[Assignment]
Collect from the data below each line with "mysql".

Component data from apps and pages
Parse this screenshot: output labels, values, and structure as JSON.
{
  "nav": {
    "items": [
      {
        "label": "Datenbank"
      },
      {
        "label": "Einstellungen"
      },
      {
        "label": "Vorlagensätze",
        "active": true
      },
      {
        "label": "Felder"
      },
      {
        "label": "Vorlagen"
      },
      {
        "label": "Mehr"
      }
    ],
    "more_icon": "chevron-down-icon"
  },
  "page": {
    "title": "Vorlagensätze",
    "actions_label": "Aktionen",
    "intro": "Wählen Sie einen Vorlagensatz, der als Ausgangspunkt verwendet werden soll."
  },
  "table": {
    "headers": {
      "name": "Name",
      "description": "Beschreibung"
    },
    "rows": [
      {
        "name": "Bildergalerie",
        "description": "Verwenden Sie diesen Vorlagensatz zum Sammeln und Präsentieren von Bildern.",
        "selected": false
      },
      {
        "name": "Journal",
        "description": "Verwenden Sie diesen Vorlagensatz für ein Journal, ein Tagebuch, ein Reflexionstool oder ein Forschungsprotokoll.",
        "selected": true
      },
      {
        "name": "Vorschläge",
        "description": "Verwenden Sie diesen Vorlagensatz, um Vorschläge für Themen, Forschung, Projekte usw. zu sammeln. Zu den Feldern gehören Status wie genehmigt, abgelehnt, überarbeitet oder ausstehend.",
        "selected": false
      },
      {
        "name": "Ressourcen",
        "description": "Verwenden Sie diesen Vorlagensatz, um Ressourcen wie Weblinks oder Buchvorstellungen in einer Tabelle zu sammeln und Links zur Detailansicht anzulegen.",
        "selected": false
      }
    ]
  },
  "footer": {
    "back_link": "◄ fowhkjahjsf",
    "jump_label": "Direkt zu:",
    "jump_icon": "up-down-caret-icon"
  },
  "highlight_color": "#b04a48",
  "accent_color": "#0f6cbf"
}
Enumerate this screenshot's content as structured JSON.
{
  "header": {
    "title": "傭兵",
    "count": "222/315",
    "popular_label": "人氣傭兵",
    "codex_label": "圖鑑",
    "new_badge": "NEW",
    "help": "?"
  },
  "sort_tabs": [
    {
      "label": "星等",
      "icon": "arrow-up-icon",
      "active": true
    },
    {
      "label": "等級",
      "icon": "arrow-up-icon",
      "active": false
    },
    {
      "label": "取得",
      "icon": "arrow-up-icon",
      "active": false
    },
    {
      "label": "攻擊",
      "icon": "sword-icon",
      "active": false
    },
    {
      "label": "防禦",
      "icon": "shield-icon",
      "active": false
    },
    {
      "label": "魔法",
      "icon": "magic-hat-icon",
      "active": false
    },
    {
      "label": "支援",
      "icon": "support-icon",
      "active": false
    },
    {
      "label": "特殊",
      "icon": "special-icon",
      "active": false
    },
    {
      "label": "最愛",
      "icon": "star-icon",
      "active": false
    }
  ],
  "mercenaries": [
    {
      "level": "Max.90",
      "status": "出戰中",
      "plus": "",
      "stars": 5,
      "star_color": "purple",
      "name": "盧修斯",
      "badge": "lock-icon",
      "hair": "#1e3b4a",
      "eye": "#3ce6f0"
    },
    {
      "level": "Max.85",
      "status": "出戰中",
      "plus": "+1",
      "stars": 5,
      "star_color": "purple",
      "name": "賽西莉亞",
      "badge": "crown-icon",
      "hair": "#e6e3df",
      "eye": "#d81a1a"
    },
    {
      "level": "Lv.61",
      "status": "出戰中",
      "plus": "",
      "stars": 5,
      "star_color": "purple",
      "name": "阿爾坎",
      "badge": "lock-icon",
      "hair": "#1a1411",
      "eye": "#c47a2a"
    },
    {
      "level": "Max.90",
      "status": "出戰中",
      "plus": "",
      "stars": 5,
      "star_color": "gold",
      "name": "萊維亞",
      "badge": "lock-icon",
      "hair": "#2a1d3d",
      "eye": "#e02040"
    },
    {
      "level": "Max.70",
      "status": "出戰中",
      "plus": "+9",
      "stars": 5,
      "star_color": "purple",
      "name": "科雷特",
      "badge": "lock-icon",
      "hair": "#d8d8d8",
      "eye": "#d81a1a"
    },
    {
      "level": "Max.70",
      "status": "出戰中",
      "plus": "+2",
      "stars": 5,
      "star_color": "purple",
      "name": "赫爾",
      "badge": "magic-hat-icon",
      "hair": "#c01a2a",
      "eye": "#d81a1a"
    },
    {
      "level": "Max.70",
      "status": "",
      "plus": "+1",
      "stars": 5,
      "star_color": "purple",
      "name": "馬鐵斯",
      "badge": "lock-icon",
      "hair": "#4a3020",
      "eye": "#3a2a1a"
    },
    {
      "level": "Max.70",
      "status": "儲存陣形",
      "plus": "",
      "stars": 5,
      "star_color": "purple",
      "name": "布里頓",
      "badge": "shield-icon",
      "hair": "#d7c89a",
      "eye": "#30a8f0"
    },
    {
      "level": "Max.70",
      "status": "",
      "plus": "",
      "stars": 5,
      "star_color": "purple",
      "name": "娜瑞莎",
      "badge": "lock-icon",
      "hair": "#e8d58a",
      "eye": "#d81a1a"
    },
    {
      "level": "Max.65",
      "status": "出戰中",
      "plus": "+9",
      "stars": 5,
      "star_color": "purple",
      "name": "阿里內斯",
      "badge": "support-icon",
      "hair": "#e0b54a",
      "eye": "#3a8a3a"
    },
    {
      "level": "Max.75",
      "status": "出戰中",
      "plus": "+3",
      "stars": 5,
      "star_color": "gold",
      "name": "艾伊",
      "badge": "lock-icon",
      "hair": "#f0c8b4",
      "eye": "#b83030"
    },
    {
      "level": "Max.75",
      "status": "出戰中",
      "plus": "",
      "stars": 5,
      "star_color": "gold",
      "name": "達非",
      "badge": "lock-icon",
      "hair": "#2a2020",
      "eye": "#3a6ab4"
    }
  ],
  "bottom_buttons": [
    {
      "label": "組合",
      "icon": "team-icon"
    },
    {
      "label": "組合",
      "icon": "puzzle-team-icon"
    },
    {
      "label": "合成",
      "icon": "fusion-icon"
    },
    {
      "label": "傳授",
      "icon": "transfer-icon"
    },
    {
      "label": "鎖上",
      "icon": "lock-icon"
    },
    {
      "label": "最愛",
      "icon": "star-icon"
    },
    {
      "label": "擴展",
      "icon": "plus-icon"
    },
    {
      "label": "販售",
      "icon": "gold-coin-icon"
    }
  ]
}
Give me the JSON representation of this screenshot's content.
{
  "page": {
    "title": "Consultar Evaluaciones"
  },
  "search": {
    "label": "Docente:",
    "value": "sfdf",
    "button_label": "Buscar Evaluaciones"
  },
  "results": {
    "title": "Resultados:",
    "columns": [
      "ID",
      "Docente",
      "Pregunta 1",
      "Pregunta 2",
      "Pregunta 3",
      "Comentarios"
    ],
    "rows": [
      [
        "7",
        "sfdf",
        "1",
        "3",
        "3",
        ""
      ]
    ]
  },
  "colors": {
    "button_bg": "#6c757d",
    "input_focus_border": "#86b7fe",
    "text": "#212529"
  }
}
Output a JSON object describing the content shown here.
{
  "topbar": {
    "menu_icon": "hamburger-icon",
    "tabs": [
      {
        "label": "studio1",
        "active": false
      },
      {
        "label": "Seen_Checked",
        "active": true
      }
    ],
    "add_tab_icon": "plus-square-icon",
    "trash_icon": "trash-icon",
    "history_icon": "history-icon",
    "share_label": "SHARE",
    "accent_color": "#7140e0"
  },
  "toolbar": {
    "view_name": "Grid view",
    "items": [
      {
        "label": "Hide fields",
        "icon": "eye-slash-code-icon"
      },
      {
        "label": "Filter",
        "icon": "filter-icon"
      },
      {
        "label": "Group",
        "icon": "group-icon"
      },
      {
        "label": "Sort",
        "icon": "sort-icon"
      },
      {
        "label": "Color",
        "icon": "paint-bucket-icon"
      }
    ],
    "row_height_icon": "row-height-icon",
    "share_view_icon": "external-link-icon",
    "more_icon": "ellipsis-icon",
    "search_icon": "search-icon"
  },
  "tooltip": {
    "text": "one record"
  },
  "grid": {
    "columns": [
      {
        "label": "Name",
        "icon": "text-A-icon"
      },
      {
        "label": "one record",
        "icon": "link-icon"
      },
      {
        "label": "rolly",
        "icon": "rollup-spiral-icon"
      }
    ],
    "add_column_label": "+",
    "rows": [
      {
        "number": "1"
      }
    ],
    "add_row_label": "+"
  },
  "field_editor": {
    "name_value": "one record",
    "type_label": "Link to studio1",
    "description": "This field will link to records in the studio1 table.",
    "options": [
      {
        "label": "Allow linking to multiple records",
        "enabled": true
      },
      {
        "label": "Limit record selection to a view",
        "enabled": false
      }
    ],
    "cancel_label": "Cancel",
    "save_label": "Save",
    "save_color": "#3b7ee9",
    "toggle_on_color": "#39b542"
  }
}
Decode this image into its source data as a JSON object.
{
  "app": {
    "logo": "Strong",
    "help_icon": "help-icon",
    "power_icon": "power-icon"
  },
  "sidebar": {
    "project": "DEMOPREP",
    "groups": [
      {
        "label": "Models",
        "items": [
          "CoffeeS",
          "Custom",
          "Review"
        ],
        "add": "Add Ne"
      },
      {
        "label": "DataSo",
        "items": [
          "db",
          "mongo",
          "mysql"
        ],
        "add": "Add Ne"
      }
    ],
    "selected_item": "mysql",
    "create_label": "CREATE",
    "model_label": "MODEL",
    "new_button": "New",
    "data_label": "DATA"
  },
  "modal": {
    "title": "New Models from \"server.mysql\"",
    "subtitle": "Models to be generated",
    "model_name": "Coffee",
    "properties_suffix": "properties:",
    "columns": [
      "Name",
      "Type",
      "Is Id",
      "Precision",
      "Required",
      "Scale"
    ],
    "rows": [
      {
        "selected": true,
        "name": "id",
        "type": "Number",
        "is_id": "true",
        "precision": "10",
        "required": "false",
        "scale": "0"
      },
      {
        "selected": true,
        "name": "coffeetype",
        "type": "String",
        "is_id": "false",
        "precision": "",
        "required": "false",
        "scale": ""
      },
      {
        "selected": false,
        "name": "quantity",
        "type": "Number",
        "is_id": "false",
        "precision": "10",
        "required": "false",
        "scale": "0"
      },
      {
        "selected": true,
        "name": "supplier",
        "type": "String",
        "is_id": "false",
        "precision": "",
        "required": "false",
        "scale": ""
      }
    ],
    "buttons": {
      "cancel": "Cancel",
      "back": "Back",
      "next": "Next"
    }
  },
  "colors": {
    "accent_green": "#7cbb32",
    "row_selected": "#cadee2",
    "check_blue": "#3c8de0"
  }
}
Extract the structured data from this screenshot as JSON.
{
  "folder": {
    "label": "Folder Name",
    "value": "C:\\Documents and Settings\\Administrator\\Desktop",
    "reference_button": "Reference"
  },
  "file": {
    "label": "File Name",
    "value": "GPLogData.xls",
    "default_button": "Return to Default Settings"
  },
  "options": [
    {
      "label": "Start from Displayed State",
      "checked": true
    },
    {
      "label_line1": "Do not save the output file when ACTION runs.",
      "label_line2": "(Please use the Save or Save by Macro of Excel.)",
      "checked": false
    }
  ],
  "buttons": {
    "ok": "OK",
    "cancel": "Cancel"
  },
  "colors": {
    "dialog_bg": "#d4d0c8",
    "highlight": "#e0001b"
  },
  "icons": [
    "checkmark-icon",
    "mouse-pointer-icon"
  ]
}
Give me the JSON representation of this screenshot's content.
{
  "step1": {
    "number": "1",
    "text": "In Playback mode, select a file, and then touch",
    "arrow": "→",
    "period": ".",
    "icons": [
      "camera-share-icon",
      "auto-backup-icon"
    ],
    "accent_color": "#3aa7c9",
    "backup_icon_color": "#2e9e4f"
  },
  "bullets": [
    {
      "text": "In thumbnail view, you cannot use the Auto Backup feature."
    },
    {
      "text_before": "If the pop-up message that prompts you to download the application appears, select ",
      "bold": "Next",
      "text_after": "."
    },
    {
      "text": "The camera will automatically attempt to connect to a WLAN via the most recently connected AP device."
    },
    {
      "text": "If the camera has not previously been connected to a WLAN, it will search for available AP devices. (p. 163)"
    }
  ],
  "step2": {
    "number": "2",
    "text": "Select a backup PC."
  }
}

[Task output]
          "mysql"
    "selected_item": "mysql",
    "title": "New Models from \"server.mysql\"",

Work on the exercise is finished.